Milk Makeup also takes its commitment to gender inclusivity further than its campaigns. As of July 2022, about 3% of the company's employees were non-binary or gender non-conforming, and about 11% identify as men; impressive numbers for a female-dominated industry.

Haus Labs

Absolutely no one was surprised when Lady Gaga announced that her beauty industry debut with the makeup line Haus Labs would be gender-inclusive. The Grammy-award-winning performer, who's made an entire career out of pushing fashion and beauty boundaries, told Good Morning America that she believes makeup is a medium for self-love and that self-love has no gender boundaries. She wanted Haus Labs' products to give people the opportunity to create a unique look that helped them love themselves and become confident enough to show the world their true selves.

Gaga also wanted her brand to disrupt the "rules" that define what is and isn't beautiful so that everyone can define beauty for themselves. Part of this disruption included hiring models of all genders, skin colors, and backgrounds for Haus Labs' launch campaign as well as subsequent campaigns.

Though several celebrities have launched gender-inclusive beauty brands in the past few years, Haus Labs was one of the first. Its success paved the way for other celebs to launch their own gender-inclusive lines.


When you think of a gender-fluid aesthetic, the first celeb who pops into your mind is probably Harry Styles. For Styles, clothing has no gender. He's just as comfortable in jeans and a hoodie as he is in slacks and a lacy, tailored blouse. And more often than not, he's rocking a bold, colorful manicure. Styles is redefining the intersection of gender and beauty.

When he announced on Instagram that he was launching his own beauty brand, Pleasing, in 2021, it made total sense that his line was for men, women, and anyone in between. Styles told the media that he wanted to develop beauty products that weren't aimed at hiding or correcting people's flaws. He wanted to create products that helped highlight people's natural beauty. With that in mind, his initial line included a two-in-one lip treatment and eye pencil, a variety of simple nail polishes, and a moisturizing makeup primer.


For Pharell Williams, skincare is a basic tenet of well-being. He believes that engaging in an intentional, daily skincare ritual is part of the essential self-care that keeps each of us thriving. That philosophy is what inspired his gender-inclusive skincare brand, Humanrace.

The name reflects Pharell's core belief that we are all part of the same human race and that every member of that race deserves to take care of themselves the same way. When skincare is relegated to certain types of people or certain genders, people are denied the right to well-being. In his own words, "Humanrace doesn't differentiate by race or gender. We're creating for humans; we are all born in the same skin and Humanrace celebrates this."

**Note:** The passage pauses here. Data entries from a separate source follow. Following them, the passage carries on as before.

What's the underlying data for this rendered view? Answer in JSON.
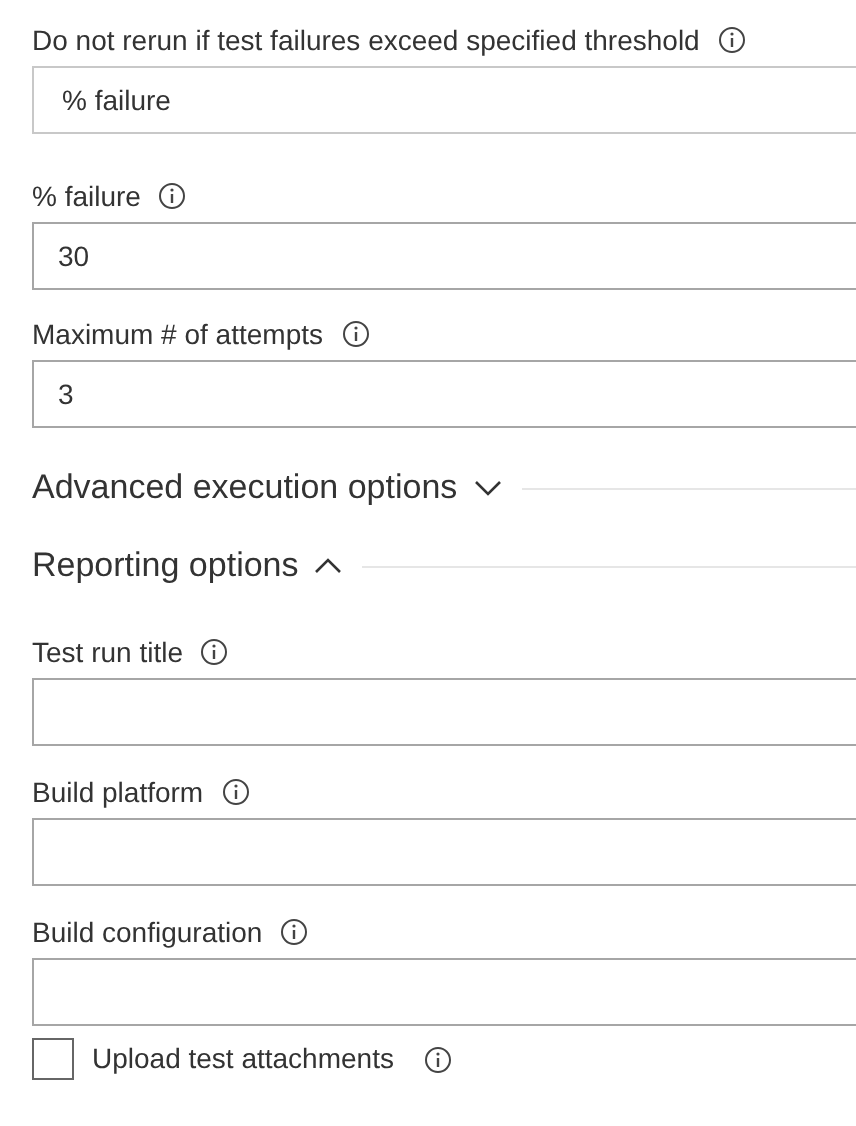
{
  "threshold_fields": [
    {
      "label": "Do not rerun if test failures exceed specified threshold",
      "kind": "dropdown",
      "value": "% failure"
    },
    {
      "label": "% failure",
      "kind": "text",
      "value": "30"
    },
    {
      "label": "Maximum # of attempts",
      "kind": "text",
      "value": "3"
    }
  ],
  "sections": [
    {
      "title": "Advanced execution options",
      "expanded": false
    },
    {
      "title": "Reporting options",
      "expanded": true
    }
  ],
  "reporting_fields": [
    {
      "label": "Test run title",
      "kind": "text"
    },
    {
      "label": "Build platform",
      "kind": "text"
    },
    {
      "label": "Build configuration",
      "kind": "text"
    }
  ],
  "upload_option": {
    "label": "Upload test attachments",
    "checked": false
  }
}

Humanrace's carefully and ethically formulated products are designed to work for people with all kinds of skin, regardless of gender. They are also designed to be paired together to create a skincare routine that makes each customer feel like they're devoting time and care toward physical, mental, and emotional health.

Fenty Skin

Rihanna's beauty brand, Fenty, has been transforming the beauty industry since it launched. And in 2020, she furthered that transformation with the launch of Fenty Skin, which she promised would be "the new culture of skincare."

The launch video started like a typical beauty campaign, with gorgeous women of all colors flaunting their perfect skin. Then, about halfway through, Lil Nas X and A$AP Rocky showed up, their skin just as radiant as any of the women's. The video ended with a message about how Fenty Skin would change the way the world thinks about skincare. In an Instagram post announcing the launch, Rihanna wrote, "That's right baby...@fentyskin is for my fellas too! No matter who you are, you deserve to have great skin!"

Rihanna said that she'd always wanted an easy skincare routine that really worked for anyone, but couldn't find one. So, she created it herself. Though gender-inclusive skincare brands were nothing new, Rihanna was one of the first celebrities to launch a gender-inclusive beauty line.